La Niña

La Niña is the positive phase of the El Niño Southern Oscillation and is associated with cooler than average sea surface temperatures in the central and eastern tropical Pacific Ocean.


Sea Surface Temperature Anomalies

simply transient events, not part of specific patterns or trends.
Eg; El Nino is an SST anomaly (abnormally warm temps appearing off Peru's coastline)


Southern Oscillation Index

Air pressure difference between Tahiti and Darwin (weather stations)


El Nino- Southern Oscillation (ENSO)

irregularly periodical variation in winds and sea surface temperatures over the tropical eastern Pacific Ocean, affecting much of the tropics and subtropics. The warming phase is known as El Nino and the cooling phase as El Nina



A casual connection between meteorological or other environmental phenomena which occur a long distance apart


Walker circulation

The Walker circulation, also known as the Walker cell, is a conceptual model of the air flow in the tropics in the lower atmosphere (troposphere).



An abrupt temperature gradient in a body of water such as a lake, marked by a layer above and below which the water is at different temperatures.


adiabatic cooling

Adiabatic cooling is the process of reducing heat through a change in air pressure caused by volume expansion.
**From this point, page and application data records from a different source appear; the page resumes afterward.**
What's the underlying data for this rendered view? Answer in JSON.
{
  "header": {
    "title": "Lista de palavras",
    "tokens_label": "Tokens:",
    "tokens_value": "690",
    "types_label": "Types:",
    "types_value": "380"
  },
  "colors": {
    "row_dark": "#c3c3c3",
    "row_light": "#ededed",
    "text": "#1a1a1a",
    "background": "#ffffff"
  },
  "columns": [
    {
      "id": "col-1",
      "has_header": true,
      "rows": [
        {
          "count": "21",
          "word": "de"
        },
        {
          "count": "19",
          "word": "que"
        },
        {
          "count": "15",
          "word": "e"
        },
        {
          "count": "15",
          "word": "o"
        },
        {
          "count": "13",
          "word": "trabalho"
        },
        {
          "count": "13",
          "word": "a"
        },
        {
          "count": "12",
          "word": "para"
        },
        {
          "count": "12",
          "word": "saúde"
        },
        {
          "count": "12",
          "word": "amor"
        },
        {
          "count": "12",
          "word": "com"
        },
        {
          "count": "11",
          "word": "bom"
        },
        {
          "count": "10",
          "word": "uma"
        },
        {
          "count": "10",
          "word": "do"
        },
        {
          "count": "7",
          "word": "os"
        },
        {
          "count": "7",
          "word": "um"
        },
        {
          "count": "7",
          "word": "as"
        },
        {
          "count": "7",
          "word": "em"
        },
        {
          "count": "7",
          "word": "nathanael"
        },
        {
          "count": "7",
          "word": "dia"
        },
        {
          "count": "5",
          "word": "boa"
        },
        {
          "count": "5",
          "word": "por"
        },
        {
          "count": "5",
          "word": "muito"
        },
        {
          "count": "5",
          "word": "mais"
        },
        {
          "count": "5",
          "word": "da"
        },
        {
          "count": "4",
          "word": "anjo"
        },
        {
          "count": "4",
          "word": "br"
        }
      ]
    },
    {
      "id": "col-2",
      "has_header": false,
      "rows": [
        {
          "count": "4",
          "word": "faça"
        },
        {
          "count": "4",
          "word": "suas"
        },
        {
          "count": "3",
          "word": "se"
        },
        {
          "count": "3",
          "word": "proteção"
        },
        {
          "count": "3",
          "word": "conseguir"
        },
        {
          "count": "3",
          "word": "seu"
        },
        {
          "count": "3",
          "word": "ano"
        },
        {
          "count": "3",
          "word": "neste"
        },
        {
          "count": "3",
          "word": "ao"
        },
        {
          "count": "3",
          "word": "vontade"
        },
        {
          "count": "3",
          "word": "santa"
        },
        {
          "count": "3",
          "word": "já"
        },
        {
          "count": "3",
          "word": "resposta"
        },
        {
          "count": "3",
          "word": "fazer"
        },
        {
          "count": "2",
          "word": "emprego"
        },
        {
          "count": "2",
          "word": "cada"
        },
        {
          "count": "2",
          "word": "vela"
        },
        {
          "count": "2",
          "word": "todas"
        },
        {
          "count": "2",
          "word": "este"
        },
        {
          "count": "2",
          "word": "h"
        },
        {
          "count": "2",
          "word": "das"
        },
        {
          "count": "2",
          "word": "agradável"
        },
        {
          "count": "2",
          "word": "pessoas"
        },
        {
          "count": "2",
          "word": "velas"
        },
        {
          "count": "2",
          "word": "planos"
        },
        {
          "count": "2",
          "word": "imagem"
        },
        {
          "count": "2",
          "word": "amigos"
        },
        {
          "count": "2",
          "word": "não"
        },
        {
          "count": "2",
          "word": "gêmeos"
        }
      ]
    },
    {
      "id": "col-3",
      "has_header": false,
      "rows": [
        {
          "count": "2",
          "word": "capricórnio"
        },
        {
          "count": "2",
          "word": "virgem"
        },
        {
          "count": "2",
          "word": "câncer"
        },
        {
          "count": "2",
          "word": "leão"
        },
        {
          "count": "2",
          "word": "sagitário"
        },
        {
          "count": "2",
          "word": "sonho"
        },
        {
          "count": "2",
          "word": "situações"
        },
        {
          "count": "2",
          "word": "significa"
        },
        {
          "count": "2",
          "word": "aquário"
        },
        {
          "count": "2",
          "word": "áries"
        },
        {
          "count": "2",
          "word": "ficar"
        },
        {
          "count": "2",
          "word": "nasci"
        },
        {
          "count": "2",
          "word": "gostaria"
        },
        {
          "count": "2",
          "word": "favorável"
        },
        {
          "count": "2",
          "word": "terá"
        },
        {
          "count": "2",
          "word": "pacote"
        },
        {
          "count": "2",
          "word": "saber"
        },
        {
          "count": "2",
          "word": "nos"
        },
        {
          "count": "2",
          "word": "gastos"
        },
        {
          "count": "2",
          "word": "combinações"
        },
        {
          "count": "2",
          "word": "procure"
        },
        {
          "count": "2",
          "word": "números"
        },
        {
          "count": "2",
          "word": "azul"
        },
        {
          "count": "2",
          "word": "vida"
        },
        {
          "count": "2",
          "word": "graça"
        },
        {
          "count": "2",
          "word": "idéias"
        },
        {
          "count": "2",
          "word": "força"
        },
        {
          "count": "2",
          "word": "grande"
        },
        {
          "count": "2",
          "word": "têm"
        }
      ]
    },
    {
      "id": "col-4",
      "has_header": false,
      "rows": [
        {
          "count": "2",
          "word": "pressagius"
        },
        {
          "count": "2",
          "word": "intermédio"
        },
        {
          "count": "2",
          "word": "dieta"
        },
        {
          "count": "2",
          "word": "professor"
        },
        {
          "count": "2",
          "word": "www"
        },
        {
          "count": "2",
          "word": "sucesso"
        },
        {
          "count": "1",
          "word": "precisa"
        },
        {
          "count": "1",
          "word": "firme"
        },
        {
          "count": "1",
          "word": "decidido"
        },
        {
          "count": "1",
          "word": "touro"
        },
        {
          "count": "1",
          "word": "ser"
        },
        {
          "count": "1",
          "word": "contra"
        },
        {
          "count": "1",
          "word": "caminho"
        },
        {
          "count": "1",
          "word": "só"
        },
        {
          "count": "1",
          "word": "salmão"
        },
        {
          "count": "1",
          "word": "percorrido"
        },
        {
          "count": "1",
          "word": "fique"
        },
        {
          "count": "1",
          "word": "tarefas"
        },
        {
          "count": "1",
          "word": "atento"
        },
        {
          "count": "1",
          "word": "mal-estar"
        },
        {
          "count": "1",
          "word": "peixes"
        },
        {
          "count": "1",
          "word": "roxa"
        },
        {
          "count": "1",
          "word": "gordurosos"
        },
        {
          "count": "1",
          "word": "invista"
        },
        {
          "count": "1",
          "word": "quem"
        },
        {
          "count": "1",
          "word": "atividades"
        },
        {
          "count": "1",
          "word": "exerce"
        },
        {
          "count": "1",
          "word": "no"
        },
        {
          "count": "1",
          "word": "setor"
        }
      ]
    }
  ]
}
In data centers and other facilities, adiabatic processes have enabled free cooling methods, which use freely available natural phenomena to regulate temperature
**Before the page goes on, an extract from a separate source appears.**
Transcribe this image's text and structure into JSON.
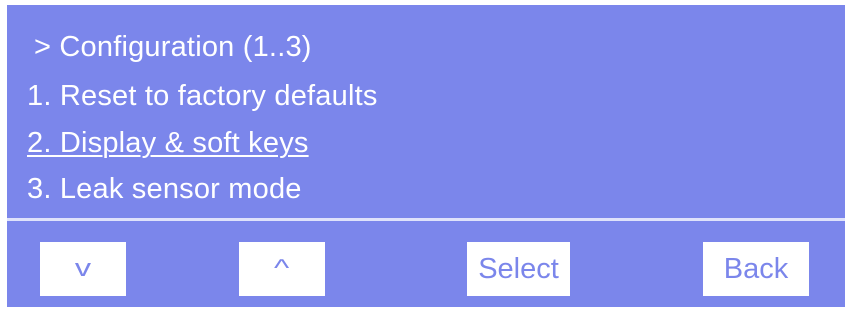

water which collects as droplets on a cold surface when humid air is in contact with it.


orographic lifting

Air rising over mountain.
Change in temperature (cooling) alters the relative humidity.
Saturation occurs.
Clouds forms and possibly precipitation.
Intercepting slope = windward slope (wetter). p
Leeward slope - drier (rainshadow)
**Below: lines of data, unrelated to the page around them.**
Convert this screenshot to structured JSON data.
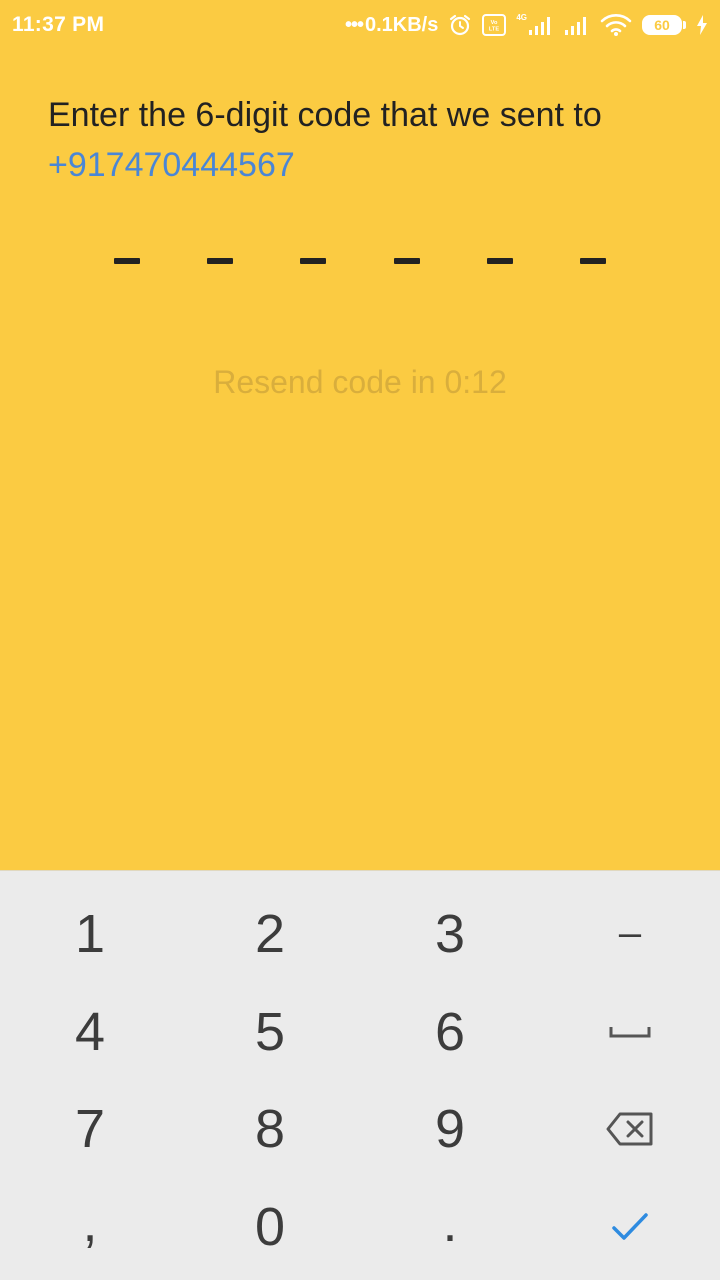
{
  "status_bar": {
    "time": "11:37 PM",
    "net_dots": "•••",
    "net_speed": "0.1KB/s",
    "volte_label": "Vo\nLTE",
    "network_tag": "4G",
    "battery_level": "60",
    "icons": [
      "alarm-icon",
      "volte-icon",
      "signal-icon",
      "signal-icon",
      "wifi-icon",
      "battery-icon",
      "charging-icon"
    ]
  },
  "prompt": {
    "text": "Enter the 6-digit code that we sent to",
    "phone": "+917470444567"
  },
  "code": {
    "length": 6,
    "entered": ""
  },
  "resend": {
    "text": "Resend code in 0:12"
  },
  "keyboard": {
    "keys": [
      {
        "label": "1"
      },
      {
        "label": "2"
      },
      {
        "label": "3"
      },
      {
        "label": "–"
      },
      {
        "label": "4"
      },
      {
        "label": "5"
      },
      {
        "label": "6"
      },
      {
        "label": "␣",
        "icon": "space-icon"
      },
      {
        "label": "7"
      },
      {
        "label": "8"
      },
      {
        "label": "9"
      },
      {
        "label": "⌫",
        "icon": "backspace-icon"
      },
      {
        "label": ","
      },
      {
        "label": "0"
      },
      {
        "label": "."
      },
      {
        "label": "✓",
        "icon": "checkmark-icon"
      }
    ],
    "accent_color": "#2E8BE0"
  },
  "colors": {
    "background": "#FBCB42",
    "keyboard_bg": "#EBEBEB",
    "phone_link": "#4A86D6",
    "resend_disabled": "#D9AE3C"
  }
}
convectional precipitation

Convectional Rainfall, the sun heats the ground and warm air rises. As the air rises it cools and water vapour condenses to form clouds.


tropical cyclone

Develop over warm ocean surfaces (≥28 degrees celsius) between 8 and 15 degrees latitude, migrate westward and curve toward the poles.
Characteristics; central ‘eye’(clear skies and calm winds)
Air descends from high altitudes, warming.
Wind speeds are highest at the ‘eye wall’
Winds spiral outward creating high wind speeds.
Storm gains energy from the release of latent heat.
Dies when removed from water, latitude belt and approaching land (with friction)



The term for a tropical cyclone in the western hemisphere.


Winter monsoon

In January high pressure over the land produces dry winds.Air is flowing towards the ITCZ.



The term for a tropical cyclone in western pacific and Asia


Summer monsoon

In July the position of the ITCZ moves North.
Low pressure over the land causes winds to flow off the ocean.
This brings heavy rainfall.


tropical cyclone tracks

The positions of where cyclones were and their future positions based on strength of high- and low- pressure systems.


Saffir-Simpson scale

It measures tropical cyclone intensity.
Categories 1 to 5 (5 is most devastating)
Measured by central pressure, storm surge and mean wind speed.


Ice Ages

A glacial episode during a past geological period



An interglacial period (or alternatively interglacial) is a geological interval of warmer global average temperature lasting thousands of years that separates consecutive glacial periods within an ice age. The current Holocene interglacial began at the end of the Pleistocene, about 11,700 years ago


climate proxies

Proxy data is data that paleoclimatologists gather from natural recorders of climate variability, e.g., tree rings, ice cores, fossil pollen, ocean sediments, coral and historical data.


Little Ice Age

The Little Ice Age is a period between about 1300 and 1870 during which Europe and North America were subjected to much colder winters than during the 20th century. The period can be divided in two phases, the first beginning around 1300 and continuing until the late 1400s.



A spot or patch that appears from time to time on the sun's surface, appearing dark by contrast with its surroundings



Tree limb or tree-ring dating, is the scientific method of dating based on the analysis of patterns of tree rings, also known as growth rings.